We were still waiting for a reply from 115 councils. A few had been chased 4 times as the 20-day period had passed without response. Of those that replied, the majority have sent data (or a pdf of data). A minority have directed us to the information already on their website. A couple have sent links to pre-existing open data. At least 1 council asked us to foot the bill, requesting £450 for the data to be collected. We declined.
Next we have to unpick what we can actually do with the data.
Whilst The Great British Public Toilet Map is a non-commercial use, the map does have to be sustainable, so we need the option to use the data for commercial purposes too.
Guidance shared by @_datapreneur about Section 102 of the Protection of Freedoms Act 2012 says that datasets have to be made available for re-use, including for commercial purposes, if certain conditions are met.
Does the toilet data fit this description? I think it does. So long as the council ‘own’ the data it is theirs to release for re-use.
An exception would be Ordnance Survey location data. I’m also not sure about toilets provided by a third company, e.g. the Superloos. Could they ‘own the rights’ to the information about their opening hours, rather than the councils, for example? Is that even practical? At what point is information simply in the public domain?
At least one council has decided to share the information under EIR (Environmental Information Regulations) instead of the FOI Act, which makes things different again.

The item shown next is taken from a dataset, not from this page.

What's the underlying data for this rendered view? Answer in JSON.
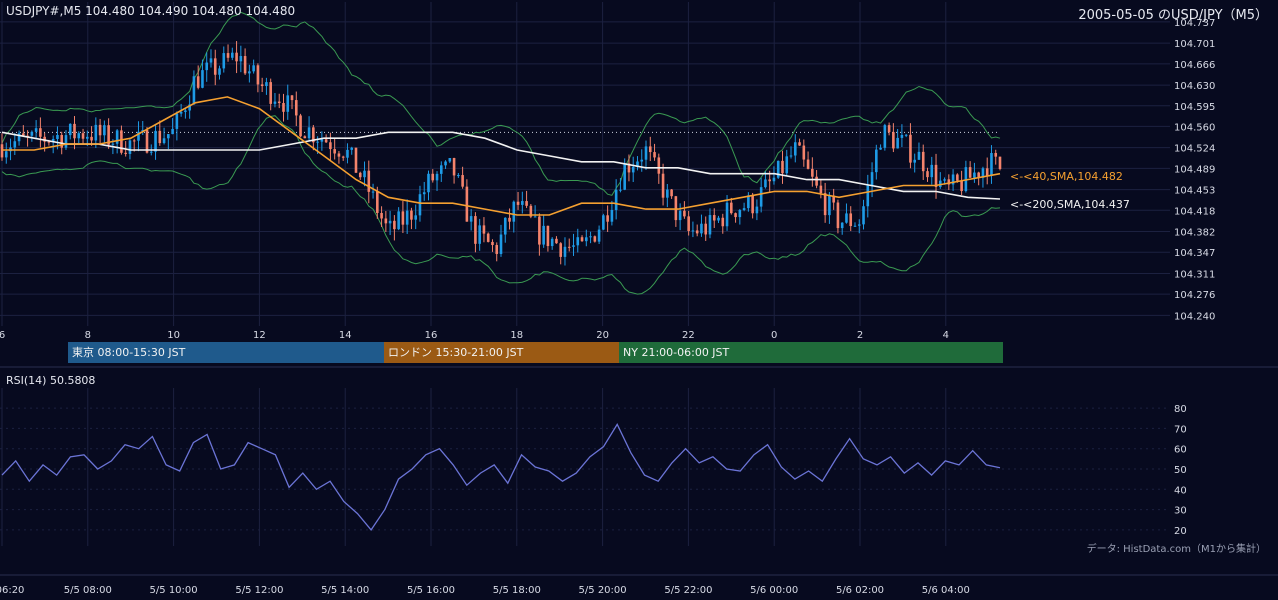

And what about the councils who specifically said it could only be used by The Great British Public Toilet Map, and for non-commercial gain? If they had no right to, are we ignoring them at our peril?
My next task it to get to the bottom of these questions, hopefully in a way which doesn’t involve extensive back-and-forth email conversations with 300 separate councils.

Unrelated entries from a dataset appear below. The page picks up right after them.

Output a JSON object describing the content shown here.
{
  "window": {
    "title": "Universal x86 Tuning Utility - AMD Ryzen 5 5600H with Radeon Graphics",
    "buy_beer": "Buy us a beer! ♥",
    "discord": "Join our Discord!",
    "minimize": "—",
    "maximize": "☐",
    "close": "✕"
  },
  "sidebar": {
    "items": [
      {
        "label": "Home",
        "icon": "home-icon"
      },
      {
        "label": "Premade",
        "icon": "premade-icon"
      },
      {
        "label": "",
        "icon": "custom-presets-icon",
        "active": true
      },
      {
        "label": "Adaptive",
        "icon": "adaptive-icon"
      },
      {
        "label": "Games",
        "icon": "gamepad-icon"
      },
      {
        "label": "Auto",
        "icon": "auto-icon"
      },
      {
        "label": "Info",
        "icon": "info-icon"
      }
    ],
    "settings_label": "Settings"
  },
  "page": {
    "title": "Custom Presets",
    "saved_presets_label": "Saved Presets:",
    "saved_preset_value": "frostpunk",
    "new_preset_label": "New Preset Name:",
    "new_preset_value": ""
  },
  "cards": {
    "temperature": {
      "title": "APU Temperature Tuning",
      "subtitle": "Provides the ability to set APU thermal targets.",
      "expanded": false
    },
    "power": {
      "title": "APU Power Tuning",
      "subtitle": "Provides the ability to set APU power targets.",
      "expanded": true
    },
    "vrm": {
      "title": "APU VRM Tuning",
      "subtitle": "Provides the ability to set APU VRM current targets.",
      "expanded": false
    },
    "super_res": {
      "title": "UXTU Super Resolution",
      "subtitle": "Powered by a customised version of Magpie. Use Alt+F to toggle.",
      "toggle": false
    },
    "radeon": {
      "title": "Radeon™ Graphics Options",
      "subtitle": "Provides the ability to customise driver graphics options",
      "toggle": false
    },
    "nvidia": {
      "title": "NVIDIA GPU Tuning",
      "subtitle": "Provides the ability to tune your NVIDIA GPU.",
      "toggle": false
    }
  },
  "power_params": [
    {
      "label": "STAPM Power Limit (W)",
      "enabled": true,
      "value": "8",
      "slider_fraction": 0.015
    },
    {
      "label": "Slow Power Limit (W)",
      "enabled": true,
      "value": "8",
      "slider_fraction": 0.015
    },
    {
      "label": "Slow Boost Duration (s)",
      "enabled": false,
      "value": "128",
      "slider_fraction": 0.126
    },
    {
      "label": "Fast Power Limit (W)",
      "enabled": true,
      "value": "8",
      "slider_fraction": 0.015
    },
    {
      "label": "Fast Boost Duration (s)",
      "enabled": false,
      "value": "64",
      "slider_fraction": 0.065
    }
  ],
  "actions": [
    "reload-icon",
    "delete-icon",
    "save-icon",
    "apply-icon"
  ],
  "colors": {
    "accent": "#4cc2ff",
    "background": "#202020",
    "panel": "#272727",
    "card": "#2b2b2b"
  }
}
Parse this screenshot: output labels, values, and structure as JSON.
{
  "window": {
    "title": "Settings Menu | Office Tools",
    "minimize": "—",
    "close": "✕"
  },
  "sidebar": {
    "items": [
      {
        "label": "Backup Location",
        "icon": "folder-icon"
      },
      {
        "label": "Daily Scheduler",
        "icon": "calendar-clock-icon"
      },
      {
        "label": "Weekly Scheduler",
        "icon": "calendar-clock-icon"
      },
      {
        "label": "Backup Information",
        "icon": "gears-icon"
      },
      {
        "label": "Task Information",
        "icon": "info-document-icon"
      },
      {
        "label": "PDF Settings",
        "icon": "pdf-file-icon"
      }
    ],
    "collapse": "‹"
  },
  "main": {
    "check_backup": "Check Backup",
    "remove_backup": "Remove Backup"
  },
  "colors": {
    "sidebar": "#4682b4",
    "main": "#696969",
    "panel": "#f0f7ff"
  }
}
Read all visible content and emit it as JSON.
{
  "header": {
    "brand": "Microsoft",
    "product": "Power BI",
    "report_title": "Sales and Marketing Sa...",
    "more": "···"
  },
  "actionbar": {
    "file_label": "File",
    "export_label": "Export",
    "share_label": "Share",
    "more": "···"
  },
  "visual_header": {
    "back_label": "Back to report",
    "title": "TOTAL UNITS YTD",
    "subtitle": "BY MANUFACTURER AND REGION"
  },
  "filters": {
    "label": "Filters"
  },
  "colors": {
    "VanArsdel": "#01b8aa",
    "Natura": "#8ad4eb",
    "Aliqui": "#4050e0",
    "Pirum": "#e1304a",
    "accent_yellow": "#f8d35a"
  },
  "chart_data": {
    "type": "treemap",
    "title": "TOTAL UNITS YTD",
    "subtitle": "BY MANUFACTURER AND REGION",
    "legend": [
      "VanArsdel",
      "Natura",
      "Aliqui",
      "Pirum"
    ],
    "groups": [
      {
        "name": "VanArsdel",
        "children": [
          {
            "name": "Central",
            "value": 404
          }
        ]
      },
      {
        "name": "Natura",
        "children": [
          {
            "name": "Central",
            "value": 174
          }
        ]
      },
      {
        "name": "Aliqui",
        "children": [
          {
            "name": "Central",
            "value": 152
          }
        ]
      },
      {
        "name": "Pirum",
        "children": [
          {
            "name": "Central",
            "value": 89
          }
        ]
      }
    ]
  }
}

Suggestions, as always, are extremely welcome.
Dear ### Council,
We are writing to request details of your public toilet provision. We intend to use this information as open data for the Great British Public Toilet Map. This is a project started by the Royal College of Art and funded by the Nominet Trust to make it easier for people, in particular those with reduced continence, to find toilets.

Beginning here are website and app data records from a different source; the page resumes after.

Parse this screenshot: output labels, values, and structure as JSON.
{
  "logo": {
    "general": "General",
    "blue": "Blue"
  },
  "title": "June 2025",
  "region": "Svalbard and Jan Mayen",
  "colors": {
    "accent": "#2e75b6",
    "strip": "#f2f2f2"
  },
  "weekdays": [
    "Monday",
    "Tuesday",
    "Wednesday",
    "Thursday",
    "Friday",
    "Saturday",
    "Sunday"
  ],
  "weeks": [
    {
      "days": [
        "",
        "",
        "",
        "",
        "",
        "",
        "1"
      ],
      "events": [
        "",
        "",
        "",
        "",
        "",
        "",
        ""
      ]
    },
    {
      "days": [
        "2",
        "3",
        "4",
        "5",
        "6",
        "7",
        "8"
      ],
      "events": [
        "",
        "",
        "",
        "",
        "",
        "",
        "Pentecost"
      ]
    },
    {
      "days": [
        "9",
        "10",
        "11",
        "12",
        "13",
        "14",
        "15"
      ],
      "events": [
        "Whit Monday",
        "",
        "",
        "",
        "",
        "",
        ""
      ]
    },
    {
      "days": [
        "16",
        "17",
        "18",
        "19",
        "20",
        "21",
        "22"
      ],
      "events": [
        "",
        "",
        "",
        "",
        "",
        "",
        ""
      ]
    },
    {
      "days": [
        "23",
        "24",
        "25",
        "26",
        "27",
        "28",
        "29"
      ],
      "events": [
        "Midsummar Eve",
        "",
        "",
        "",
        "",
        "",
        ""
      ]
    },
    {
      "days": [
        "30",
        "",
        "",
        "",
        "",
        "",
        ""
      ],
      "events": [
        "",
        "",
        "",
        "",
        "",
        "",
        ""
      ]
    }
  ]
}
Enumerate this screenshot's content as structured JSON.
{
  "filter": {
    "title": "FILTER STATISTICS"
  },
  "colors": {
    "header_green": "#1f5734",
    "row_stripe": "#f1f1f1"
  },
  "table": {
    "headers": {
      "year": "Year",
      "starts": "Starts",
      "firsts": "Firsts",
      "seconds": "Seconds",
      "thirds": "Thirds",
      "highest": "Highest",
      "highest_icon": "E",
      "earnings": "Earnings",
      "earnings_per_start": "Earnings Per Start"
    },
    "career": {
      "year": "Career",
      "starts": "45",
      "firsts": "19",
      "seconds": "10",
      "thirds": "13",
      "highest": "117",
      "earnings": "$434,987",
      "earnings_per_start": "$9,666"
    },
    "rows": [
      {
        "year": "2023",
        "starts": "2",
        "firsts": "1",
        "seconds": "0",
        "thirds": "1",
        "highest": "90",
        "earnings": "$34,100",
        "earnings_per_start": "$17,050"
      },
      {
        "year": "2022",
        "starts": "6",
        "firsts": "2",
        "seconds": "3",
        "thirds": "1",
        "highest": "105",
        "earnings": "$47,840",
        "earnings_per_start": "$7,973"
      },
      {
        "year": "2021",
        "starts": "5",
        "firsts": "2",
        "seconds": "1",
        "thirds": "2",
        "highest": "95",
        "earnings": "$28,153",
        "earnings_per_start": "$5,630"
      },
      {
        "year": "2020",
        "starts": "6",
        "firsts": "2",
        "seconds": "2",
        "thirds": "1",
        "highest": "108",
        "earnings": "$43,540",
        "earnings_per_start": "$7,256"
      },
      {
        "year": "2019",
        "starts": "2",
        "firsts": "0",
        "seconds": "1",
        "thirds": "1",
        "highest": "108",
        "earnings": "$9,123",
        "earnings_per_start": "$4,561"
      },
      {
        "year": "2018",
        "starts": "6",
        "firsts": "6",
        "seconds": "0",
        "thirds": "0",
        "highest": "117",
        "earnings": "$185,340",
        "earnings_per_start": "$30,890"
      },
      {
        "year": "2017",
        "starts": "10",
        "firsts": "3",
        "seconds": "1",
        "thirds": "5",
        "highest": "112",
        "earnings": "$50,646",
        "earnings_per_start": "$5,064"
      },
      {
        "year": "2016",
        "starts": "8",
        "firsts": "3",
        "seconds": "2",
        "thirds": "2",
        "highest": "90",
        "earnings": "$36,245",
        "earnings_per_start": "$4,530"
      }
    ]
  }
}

Please treat this as a request for information under both the Freedom of Information Act 2000 and under the Re-Use of Public Sector Information Regulations 2005, we request a dataset that covers all your toilet provision including public, library, parks and associated offices (one- stop offices for council tax payment etc). In short any toilet provision you offer to members of the public including those under any community toilet scheme you may have in operation. The specific data we require, if held by the Council, is:
– the longitude and latitude / postcode / exact location
– Opening times
– If there is a cost to use the facility
– Male / female
– Disabled access (including RADAR scheme)
– Baby changing (male and/or female)
– specialist provision such as urinals and/or squatting toilets
We request that this data is provided to us via email and if possible in a spreadsheet (XLS) format. We also request that this data is provided under licence that allows reuse, ideally the Open Government Licence.
Thank you for your time and consideration in this matter,
The Great British Public Toilet Map